Russia says it sent ‘specialists’ to Venezuela, rebuffs Trump

FILE PHOTO: A view of the city during a blackout in Caracas, Venezuela March 27, 2019. REUTERS/Carlos Garcia Rawlins

By Tom Balmforth and Maxim Rodionov

MOSCOW (Reuters) – Russia said on Thursday it had sent “specialists” to Venezuela under a military cooperation deal but said they posed no threat to regional stability, brushing aside a call from U.S. President Donald Trump to remove all military personnel from the country.

Trump said on Wednesday that “all options” were open to make Russia pull troops out of Venezuela after two Russian air force planes landed outside Caracas on Saturday carrying nearly 100 Russian troops, according to media reports.

As Venezuela has descended into political turmoil this year, Russia has emerged as a staunch backer of President Nicolas Maduro while the United States backs the country’s opposition and has imposed sanctions.

Venezuela’s military attache in Moscow said on Thursday Russia had sent “servicemen” to Venezuela, but that they would not take part in military operations, Interfax news agency reported.

“The presence of Russian servicemen in Venezuela is linked to the discussion of cooperation in the military-technical sphere,” Jose Rafael Torrealba Perez was quoted as saying.

Speaking at a weekly news briefing on Thursday, Russian foreign ministry spokeswoman Maria Zakharova described the arrivals only as “Russian specialists”.

“Russia is not changing the balance of power in the region, Russia is not threatening anyone, unlike (officials) in Washington,” she told a weekly news briefing.

“Russian specialists have arrived in Venezuela in line with the provisions of a bilateral inter-government agreement on military-technical cooperation.
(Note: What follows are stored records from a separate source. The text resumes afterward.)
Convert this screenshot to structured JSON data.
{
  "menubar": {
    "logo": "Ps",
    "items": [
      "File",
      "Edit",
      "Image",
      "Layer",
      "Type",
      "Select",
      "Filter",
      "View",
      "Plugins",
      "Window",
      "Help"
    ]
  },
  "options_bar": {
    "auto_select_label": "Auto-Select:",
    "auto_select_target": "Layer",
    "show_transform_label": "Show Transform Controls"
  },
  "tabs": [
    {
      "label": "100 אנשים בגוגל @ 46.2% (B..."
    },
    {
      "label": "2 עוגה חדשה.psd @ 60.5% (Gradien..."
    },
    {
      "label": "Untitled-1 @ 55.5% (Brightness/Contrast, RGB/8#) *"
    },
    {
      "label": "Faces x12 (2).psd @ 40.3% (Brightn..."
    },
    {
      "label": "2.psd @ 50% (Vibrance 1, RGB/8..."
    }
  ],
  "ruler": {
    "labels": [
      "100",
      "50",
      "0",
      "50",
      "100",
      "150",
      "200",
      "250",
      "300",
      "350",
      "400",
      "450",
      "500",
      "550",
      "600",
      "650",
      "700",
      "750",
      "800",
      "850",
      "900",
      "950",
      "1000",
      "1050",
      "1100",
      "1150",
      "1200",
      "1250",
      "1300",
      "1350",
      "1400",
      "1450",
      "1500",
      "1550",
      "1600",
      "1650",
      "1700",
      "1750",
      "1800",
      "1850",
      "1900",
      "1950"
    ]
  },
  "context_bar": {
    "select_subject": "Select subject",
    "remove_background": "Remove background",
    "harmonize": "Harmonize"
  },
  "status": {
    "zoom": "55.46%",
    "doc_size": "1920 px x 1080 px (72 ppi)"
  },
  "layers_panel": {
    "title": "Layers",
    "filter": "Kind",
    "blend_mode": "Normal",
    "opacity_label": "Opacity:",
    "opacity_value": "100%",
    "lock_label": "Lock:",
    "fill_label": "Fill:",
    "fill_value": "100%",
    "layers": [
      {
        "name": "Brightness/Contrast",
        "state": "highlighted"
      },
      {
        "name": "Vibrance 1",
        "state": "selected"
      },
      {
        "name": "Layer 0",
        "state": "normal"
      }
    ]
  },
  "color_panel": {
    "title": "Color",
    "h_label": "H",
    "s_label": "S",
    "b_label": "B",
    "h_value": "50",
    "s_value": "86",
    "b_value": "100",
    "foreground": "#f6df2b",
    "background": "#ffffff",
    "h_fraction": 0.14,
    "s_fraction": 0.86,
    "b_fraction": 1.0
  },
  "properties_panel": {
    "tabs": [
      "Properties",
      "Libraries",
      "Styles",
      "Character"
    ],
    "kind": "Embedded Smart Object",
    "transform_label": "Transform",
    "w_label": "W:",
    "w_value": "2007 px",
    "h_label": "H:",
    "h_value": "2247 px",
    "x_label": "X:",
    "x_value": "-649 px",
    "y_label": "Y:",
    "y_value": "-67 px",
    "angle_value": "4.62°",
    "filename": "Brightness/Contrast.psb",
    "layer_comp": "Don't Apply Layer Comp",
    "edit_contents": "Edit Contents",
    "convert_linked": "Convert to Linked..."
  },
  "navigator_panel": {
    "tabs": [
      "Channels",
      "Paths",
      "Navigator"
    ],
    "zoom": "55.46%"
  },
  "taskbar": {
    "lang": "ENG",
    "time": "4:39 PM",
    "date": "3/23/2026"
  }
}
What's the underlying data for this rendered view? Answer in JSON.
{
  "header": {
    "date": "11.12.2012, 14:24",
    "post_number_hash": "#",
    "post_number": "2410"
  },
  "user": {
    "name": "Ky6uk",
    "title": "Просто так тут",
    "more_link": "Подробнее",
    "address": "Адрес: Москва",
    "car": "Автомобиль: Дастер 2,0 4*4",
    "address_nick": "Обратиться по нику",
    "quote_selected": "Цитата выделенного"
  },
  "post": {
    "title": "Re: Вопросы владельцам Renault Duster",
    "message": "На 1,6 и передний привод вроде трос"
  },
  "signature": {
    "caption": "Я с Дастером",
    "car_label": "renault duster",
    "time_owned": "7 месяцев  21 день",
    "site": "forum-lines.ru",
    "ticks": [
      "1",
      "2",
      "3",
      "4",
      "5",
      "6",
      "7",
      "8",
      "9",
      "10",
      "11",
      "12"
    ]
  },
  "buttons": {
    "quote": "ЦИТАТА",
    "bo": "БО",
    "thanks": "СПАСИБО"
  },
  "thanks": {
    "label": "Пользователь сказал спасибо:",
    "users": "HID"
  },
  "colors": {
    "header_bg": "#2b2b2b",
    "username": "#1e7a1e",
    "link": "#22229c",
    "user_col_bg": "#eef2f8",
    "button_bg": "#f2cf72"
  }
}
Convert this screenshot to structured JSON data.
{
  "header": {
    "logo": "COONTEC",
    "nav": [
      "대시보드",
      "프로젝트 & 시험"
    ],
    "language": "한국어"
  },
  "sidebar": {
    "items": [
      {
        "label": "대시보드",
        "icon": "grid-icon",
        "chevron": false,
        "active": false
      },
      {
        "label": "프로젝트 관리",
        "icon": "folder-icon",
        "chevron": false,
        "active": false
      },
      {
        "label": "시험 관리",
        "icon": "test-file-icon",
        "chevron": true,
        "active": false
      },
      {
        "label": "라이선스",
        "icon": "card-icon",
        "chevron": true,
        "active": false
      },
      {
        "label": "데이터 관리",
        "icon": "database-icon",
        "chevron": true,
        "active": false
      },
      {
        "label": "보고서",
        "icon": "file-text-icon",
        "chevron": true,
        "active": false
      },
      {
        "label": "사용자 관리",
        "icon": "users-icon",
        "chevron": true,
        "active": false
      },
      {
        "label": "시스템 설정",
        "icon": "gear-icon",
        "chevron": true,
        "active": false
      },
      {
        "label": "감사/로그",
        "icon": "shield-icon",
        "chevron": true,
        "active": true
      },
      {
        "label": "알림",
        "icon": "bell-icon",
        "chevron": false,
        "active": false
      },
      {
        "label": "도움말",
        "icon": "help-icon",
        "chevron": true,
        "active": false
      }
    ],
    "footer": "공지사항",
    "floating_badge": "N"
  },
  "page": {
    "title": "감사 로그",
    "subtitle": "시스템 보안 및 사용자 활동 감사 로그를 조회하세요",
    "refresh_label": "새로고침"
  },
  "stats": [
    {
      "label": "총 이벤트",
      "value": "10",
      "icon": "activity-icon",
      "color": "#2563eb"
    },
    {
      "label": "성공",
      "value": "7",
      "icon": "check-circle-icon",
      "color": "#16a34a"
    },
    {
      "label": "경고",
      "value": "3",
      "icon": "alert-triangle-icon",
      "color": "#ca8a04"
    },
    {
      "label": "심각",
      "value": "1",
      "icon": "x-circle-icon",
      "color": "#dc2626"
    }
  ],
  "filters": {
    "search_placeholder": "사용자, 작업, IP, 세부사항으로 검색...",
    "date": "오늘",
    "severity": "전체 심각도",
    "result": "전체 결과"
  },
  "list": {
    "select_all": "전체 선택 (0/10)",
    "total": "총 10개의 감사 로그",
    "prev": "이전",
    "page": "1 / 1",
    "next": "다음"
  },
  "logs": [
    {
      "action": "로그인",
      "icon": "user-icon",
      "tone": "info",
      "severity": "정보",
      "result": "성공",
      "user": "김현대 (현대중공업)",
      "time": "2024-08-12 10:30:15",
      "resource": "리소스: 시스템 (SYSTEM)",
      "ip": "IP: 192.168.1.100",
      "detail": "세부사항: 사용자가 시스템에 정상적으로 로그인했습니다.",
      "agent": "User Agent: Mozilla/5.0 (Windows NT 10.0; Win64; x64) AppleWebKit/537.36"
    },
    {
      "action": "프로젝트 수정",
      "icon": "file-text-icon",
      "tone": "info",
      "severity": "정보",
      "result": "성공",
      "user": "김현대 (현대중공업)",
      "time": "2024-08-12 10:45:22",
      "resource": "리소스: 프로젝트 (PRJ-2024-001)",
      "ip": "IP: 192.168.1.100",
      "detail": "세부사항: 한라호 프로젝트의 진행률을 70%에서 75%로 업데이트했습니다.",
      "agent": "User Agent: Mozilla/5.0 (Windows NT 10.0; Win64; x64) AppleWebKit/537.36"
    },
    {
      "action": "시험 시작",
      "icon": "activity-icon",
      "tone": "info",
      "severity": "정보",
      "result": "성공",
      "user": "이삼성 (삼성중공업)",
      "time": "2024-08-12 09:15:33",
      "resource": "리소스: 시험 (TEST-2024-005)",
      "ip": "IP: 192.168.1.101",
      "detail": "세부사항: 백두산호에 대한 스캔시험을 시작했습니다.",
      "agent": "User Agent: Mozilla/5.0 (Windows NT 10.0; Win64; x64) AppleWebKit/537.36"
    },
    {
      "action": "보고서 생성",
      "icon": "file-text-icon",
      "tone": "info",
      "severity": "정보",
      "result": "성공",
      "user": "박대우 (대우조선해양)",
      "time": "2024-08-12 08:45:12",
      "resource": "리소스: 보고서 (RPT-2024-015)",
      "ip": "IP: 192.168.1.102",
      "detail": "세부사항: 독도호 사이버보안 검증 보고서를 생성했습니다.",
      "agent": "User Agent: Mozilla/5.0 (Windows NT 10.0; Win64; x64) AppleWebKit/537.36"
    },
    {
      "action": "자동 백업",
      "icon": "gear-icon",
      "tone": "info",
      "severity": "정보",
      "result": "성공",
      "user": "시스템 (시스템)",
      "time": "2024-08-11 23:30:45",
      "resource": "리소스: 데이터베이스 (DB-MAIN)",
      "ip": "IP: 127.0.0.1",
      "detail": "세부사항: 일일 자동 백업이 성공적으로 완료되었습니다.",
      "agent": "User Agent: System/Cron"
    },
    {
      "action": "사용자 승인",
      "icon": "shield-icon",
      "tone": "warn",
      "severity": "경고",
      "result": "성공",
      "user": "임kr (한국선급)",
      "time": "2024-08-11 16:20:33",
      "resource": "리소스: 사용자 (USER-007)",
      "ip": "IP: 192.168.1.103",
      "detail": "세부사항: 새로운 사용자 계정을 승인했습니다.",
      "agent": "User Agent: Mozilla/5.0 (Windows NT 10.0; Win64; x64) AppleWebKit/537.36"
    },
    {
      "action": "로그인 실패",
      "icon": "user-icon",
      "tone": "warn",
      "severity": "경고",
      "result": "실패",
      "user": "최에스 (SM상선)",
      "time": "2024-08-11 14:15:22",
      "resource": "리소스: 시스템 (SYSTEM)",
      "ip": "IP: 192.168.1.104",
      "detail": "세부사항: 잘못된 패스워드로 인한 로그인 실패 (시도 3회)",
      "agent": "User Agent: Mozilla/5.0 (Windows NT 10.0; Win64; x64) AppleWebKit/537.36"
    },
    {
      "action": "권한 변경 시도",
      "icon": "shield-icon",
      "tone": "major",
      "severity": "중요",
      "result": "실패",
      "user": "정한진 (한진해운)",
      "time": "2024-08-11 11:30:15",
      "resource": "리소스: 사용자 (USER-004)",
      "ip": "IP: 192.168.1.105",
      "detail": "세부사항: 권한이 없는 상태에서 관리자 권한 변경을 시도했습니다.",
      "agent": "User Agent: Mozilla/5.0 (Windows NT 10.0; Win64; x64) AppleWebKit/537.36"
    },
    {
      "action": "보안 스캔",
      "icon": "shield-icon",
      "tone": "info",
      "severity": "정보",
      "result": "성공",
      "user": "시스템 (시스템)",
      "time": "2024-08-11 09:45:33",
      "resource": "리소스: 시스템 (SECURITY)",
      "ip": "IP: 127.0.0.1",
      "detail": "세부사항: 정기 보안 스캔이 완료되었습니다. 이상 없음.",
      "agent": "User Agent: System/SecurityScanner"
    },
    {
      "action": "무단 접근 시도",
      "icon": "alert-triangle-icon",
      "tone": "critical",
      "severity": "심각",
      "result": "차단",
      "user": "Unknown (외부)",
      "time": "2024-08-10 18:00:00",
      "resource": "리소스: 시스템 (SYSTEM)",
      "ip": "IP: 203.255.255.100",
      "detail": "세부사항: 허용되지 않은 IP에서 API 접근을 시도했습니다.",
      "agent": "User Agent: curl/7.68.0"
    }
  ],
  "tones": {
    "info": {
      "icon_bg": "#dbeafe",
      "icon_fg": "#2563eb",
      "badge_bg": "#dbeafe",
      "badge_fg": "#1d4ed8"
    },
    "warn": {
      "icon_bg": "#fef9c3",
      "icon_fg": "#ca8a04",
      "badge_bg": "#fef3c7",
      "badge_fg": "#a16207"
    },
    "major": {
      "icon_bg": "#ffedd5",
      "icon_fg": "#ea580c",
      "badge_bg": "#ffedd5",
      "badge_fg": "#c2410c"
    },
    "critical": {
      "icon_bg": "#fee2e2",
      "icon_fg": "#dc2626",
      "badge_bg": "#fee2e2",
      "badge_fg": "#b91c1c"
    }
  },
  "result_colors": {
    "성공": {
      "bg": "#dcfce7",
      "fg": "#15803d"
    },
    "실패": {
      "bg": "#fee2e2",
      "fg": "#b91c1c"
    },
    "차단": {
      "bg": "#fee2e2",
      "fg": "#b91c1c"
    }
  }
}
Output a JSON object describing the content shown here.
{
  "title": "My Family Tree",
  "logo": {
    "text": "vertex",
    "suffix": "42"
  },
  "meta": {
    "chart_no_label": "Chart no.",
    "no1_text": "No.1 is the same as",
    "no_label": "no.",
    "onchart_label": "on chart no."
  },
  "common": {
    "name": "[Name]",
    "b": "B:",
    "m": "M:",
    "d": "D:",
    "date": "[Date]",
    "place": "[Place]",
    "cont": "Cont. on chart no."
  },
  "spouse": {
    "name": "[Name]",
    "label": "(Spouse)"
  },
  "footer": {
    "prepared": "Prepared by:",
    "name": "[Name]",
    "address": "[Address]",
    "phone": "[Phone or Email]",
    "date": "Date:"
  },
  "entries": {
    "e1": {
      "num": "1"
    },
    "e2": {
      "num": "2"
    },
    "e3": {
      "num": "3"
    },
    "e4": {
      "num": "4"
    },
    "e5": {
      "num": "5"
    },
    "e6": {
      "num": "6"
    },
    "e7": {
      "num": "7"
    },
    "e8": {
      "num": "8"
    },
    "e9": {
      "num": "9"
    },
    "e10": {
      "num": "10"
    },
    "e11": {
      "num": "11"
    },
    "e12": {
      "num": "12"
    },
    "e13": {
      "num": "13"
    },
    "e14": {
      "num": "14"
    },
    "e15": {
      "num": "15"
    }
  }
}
No one canceled this document,” Zakharova said.

Russia and China have backed Maduro, while the United States and most other Western countries support opposition leader Juan Guaido.

In January, Guaido invoked the constitution to assume Venezuela’s interim presidency, arguing that Maduro’s 2018 re-election was illegitimate.

Maduro, who retains control of state functions and the country’s military, has said Guaido is a puppet of the United States.

(Reporting by Maxim Rodionov; Writing by Tom Balmforth; Editing by Gareth Jones)

Russia Accused in Hacking of Joint Chiefs of Staff

Investigations into a hacking attack on the email system for the Joint Chiefs of Staff has revealed that Russia is behind the cyberassault that shut down their system for 11 days.

The hackers broke into an unclassified email network using malware or “phishing” attempts, meaning an email recipient had to open an infected attachment to an e-mail to allow the malicious programs to access the system.

An official with the joint chiefs called the attack the “most sophisticated” attack on their network.

Another official told CBS News that the attack impacted the 4,000 personnel who work for the Chairman of the Joint Chiefs.  Most of those personnel are military members.

Pentagon officials repeatedly stated that the classified email network was not impacted and said the Joint Chiefs were given an alternative method to send unclassified emails while the system was shut down to clear out the malicious software.

The attack is the latest in several high-profile attacks on the U.S. Government’s email systems this year.  Previous attacks were attributed to Chinese hackers.